“My name is Robert J. ‘Bob’ Suker and I am the great, great, great grandson of Hexham publican John Hannell. I was very happy to read your article ‘Life by the river’ in Saturday’s Weekender.
“John Hannell was quite the sportsman and, as publican of the Wheat Sheaf hotel, was a cunning fellow. During the period around 1850, there was a great shortage of copper coins in the country and he countered this by producing his own system of written IOUs for change,” Suker wrote.
“But, to the chagrin of all, these IOUs could ONLY be redeemed at the Wheat Sheaf hotel. A very smart operator, eh?
“John, apart from his racetrack and being a river pilot of note, also sailed his boat ‘Bee’ to win his own sponsored race (said to be Newcastle’s first regatta) in April 1845.”
Suker said John was a son of Elizabeth Hannell and James Walton from a defacto relationship.
With his fellow Parramatta-born brothers, James and Jesse, he eventually followed his convict mother to Newcastle around the 1830s where they changed their name to Hannell, rather than use their birth names of Walton.
Suker said that they had wanted to sever ties with their father who was a maligned scourger, or whipper to punish convicts.
“Elizabeth had been re-sentenced, for her part in another crime, to ‘life’ and it happened to be in the convict outpost of Newcastle in 1820.
“The three boys became men, and later assumed positions of great respect in Newcastle. James Hannell (the eldest) became the first Mayor of both Newcastle and Wickham, as well as an MP – the second for Newcastle, I believe,” Suker wrote.
“He was probably our first auctioneer, founder of the Newcastle Cricket Club, a prominent founding father of the Newcastle Jockey Club, founder of the Newcastle Regatta club as well as being a hotelier of note.
“James and his son, Clarence, were largely credited with fund-raising for Newcastle Hospital.

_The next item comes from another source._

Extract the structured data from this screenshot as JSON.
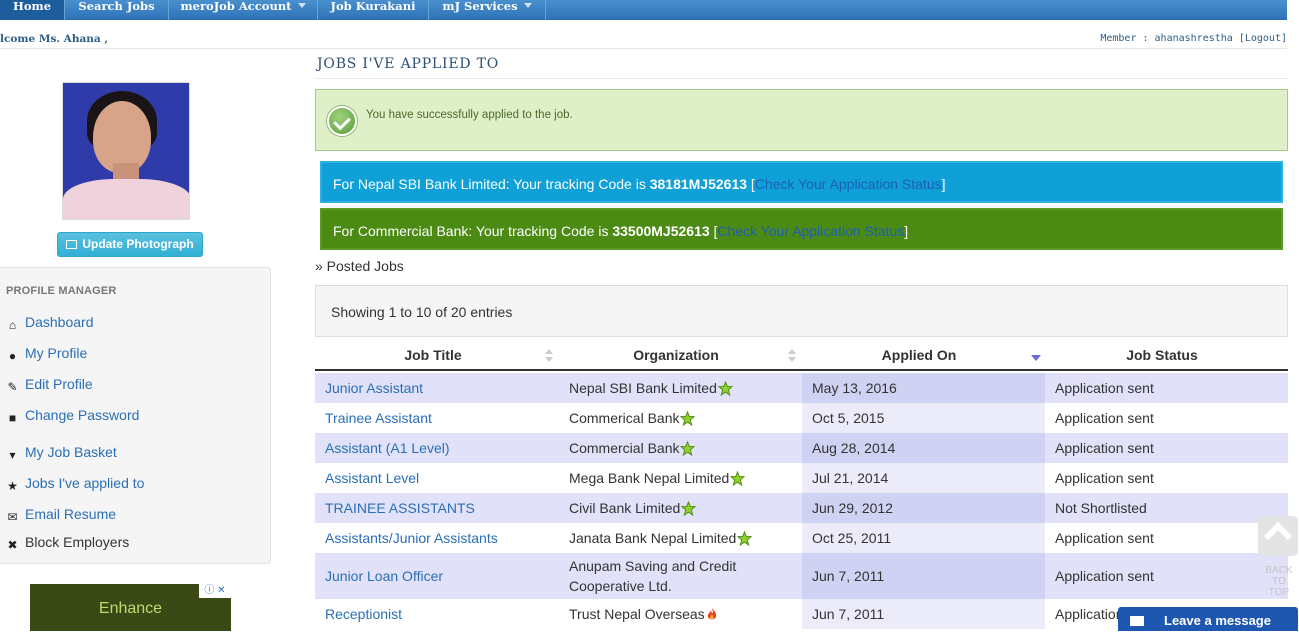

“Jessie, the youngest brother, was probably the hero of the family. He was, I believe, the first lighthouse keeper at Nobbys and took a major role in many boat rescues, in rough seas off Newcastle,” Suker said.

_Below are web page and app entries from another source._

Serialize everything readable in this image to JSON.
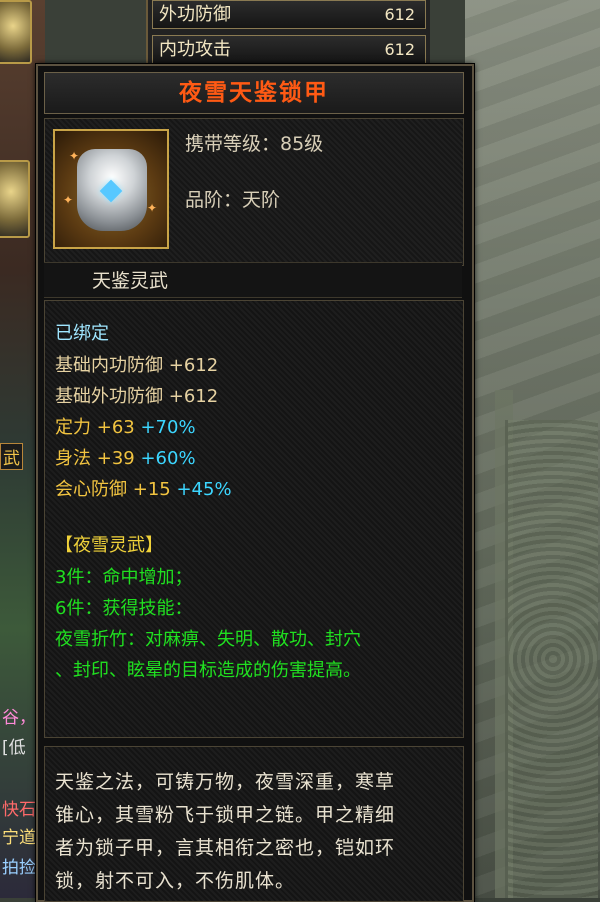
{
  "background": {
    "fragments": [
      "武",
      "谷，",
      "[低",
      "快石",
      "宁道",
      "拍捡"
    ]
  },
  "stats": [
    {
      "name": "外功防御",
      "value": "612"
    },
    {
      "name": "内功攻击",
      "value": "612"
    }
  ],
  "tooltip": {
    "title": "夜雪天鉴锁甲",
    "icon": "armor-icon",
    "level": "携带等级：85级",
    "grade": "品阶：天阶",
    "skin": "天鉴灵武",
    "bound": "已绑定",
    "base_stats": [
      {
        "name": "基础内功防御",
        "value": "+612"
      },
      {
        "name": "基础外功防御",
        "value": "+612"
      }
    ],
    "attributes": [
      {
        "name": "定力",
        "value": "+63",
        "bonus": "+70%"
      },
      {
        "name": "身法",
        "value": "+39",
        "bonus": "+60%"
      },
      {
        "name": "会心防御",
        "value": "+15",
        "bonus": "+45%"
      }
    ],
    "set": {
      "name": "【夜雪灵武】",
      "lines": [
        "3件：命中增加；",
        "6件：获得技能：",
        "夜雪折竹：对麻痹、失明、散功、封穴",
        "、封印、眩晕的目标造成的伤害提高。"
      ]
    },
    "description": [
      "天鉴之法，可铸万物，夜雪深重，寒草",
      "锥心，其雪粉飞于锁甲之链。甲之精细",
      "者为锁子甲，言其相衔之密也，铠如环",
      "锁，射不可入，不伤肌体。"
    ]
  },
  "colors": {
    "title": "#ff5a14",
    "bound": "#9fe6ff",
    "gold": "#f2c440",
    "bonus": "#3cd6ff",
    "set_name": "#f0d23a",
    "set_text": "#20e020"
  }
}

His most recognised rescue was of the sole survivor of the paddle-steamer Cawarra which sank on the port’s Oyster Bank in a heavy gale in July 1866, becoming Newcastle’s worse maritime disaster.
As a proud Bob Suker added: “Quite a family, eh”. However, he still cautions that certain repeated stories, particularly about James Hannell, may have been embellished by “artistic licence” over the past 141 years.

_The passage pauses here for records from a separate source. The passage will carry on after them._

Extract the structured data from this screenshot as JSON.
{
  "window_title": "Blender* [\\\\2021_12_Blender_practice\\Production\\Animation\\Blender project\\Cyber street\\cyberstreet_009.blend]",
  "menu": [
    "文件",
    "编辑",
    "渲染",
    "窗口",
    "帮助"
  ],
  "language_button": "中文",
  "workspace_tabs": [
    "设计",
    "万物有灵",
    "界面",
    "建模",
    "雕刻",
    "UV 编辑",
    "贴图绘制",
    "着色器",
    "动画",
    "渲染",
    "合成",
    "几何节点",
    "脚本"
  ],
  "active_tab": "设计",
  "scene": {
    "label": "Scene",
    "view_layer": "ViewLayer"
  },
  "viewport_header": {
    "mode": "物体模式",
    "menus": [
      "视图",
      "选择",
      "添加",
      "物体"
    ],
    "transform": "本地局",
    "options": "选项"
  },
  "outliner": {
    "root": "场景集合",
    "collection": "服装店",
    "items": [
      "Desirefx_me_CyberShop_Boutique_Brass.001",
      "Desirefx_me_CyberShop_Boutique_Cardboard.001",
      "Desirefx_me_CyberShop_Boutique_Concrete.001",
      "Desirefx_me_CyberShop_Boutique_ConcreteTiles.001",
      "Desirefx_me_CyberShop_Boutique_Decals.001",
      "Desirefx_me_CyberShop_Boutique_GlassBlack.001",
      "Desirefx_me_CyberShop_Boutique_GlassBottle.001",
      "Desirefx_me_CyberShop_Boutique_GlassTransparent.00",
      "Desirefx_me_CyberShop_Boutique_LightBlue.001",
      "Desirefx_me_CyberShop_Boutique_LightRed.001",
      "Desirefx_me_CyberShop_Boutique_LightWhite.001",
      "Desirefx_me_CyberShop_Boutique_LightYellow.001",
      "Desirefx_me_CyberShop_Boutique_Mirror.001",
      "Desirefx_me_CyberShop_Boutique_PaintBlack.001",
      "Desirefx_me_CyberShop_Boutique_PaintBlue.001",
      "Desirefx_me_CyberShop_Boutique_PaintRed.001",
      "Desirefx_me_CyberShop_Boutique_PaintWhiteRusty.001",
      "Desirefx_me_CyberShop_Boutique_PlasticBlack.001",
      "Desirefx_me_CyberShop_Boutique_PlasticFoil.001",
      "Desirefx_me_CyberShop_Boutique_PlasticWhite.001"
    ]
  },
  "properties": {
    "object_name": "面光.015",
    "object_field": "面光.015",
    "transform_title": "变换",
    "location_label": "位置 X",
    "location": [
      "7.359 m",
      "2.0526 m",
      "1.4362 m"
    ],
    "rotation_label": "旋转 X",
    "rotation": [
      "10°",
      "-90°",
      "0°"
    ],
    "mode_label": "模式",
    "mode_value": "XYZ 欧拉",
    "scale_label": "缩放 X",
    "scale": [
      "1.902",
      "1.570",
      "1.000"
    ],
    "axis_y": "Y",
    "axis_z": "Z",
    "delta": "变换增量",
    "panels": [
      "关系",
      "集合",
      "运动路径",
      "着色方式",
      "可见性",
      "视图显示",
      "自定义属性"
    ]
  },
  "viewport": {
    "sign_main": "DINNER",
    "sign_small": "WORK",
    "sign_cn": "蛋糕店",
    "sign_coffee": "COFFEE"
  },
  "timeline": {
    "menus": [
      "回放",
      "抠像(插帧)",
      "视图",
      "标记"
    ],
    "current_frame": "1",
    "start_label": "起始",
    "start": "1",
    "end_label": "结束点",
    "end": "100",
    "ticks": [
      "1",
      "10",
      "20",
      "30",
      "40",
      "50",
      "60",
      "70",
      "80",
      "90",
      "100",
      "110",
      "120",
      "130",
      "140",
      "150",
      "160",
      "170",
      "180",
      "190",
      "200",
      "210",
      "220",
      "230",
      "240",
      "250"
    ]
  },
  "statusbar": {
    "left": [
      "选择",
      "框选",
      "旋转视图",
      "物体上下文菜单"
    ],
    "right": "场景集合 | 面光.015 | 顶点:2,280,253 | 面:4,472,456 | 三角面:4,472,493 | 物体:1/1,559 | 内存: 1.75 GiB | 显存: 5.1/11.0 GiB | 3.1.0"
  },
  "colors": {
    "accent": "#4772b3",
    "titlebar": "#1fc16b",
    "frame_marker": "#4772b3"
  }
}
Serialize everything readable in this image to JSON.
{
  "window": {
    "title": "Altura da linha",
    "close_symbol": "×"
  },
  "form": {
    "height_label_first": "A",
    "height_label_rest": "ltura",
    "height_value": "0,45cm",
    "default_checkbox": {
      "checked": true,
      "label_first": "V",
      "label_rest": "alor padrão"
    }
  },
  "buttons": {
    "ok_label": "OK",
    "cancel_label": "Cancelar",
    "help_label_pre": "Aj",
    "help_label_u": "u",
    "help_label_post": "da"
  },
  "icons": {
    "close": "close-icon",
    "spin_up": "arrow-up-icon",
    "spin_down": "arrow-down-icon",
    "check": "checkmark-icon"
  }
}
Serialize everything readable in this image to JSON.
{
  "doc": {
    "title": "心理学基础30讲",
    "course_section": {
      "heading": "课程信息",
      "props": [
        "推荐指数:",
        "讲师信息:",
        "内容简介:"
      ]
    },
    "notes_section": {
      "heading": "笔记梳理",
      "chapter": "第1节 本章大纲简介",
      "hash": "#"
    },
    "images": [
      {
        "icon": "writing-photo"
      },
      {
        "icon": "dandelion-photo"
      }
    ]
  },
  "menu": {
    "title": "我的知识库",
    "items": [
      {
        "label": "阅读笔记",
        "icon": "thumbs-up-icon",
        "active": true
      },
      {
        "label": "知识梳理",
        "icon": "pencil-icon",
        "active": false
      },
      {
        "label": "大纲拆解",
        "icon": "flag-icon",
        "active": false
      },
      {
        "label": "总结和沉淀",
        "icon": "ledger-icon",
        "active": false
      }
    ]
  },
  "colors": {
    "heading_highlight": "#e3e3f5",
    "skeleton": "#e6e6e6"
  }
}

Perhaps he had in mind something Hannell biographer Dan O’Donnell came across among Newcastle Public Library’s treasures while researching his book about James Hannell called Currency Lad in 1993.
Although a town alderman and local member, Hannell’s other life experiences caused him to dispense a humanitarian kind of frontier justice.
For O’Donnell discovered a NSW Chief Justice had apparently remarked that Hannell was “a magistrate of exceptional ability”.
Besides recalling his mother’s own struggle for survival in early convict Newcastle, Hannell must have had vivid memories of his time working as a young police constable between 1833 and 1836 in rough, post-penal settlement Newcastle
Anyway, an undated library clipping from years after Hannell’s death reported on one reputed Solomon-like decision in a disputed ownership case.
Hannell was presiding on the bench when a hearing came up involving two woman who were both claiming ownership of the same ducks.
To settle the issue, magistrate Hannell ordered the disputed ducks (being held within the court precincts) released with the sergeant of police present being told to carefully watch where they went.
The ducks waddled straight out and home, much to the discomfort of one woman who was unlawfully claiming them, O’Donnell wrote.